Photo: dapawprint (Flickr)
Have you ever walked into a swarm of insects–gnats, mosquitoes, or one of their many cousins–and then found yourself unable to shake the swarm? You fake left, go right, but the little buggers still hover above. As if it that weren’t bad enough, did you know your head had just become the happening scene, where every hip gnat wants to be–in other words, the insect world’s equivalent of a singles bar?
That’s right, swarms are places for the sexes to meet and greet. The first time an entomologist reported the purpose of swarms was in 1906. Frederick Knab wrote that he’d netted 901 mosquitoes from a swarm, but only 4 were females!
Here’s how Knab explained it: males gather around some landmark–a cornstalk, perhaps the head of an unsuspecting human–and wait for eligible females. When a female enters the swarm, the males immediately pick up her flight tone, which is different from theirs. Coupled with one lucky guy, she flies to some protected place to mate.

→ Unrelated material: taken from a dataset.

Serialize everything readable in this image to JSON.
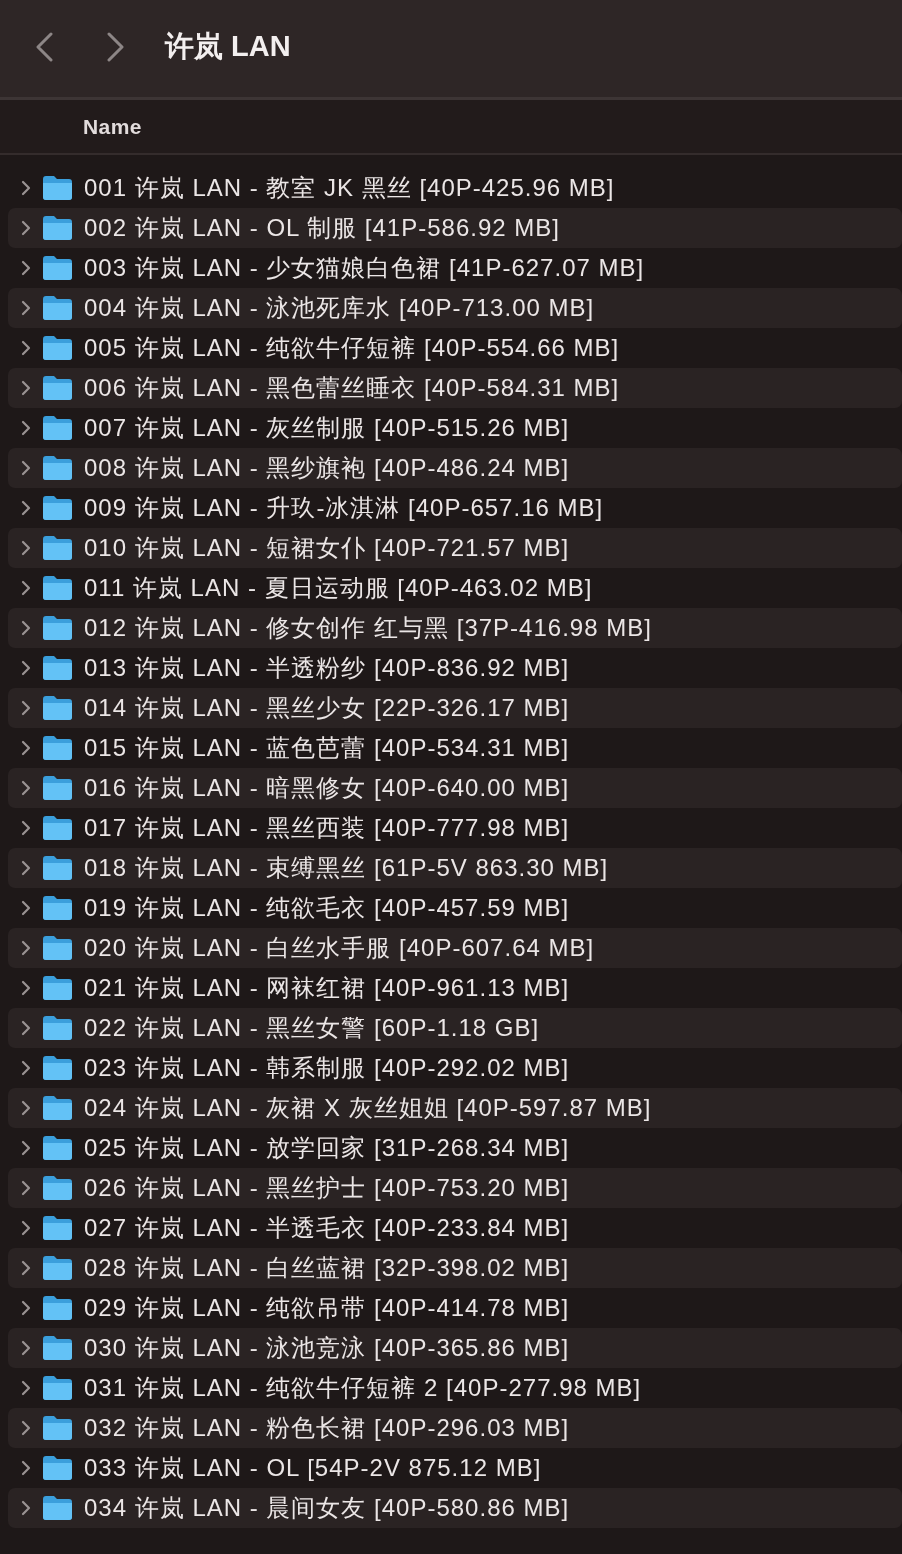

After their interlude, the female goes to lay her eggs, but the male returns to the swarm, on the outside chance that he’ll get lucky once more. That’s why Knab netted so many more males than females.
Sometimes, these gatherings get quite large. In Germany, in 1807, people saw a huge cloud of smoke billowing over a church. So they called in the fire brigade, only to realize that the dark cloud was actually a swarm of gnats who’d picked the church steeple as their rendezvous.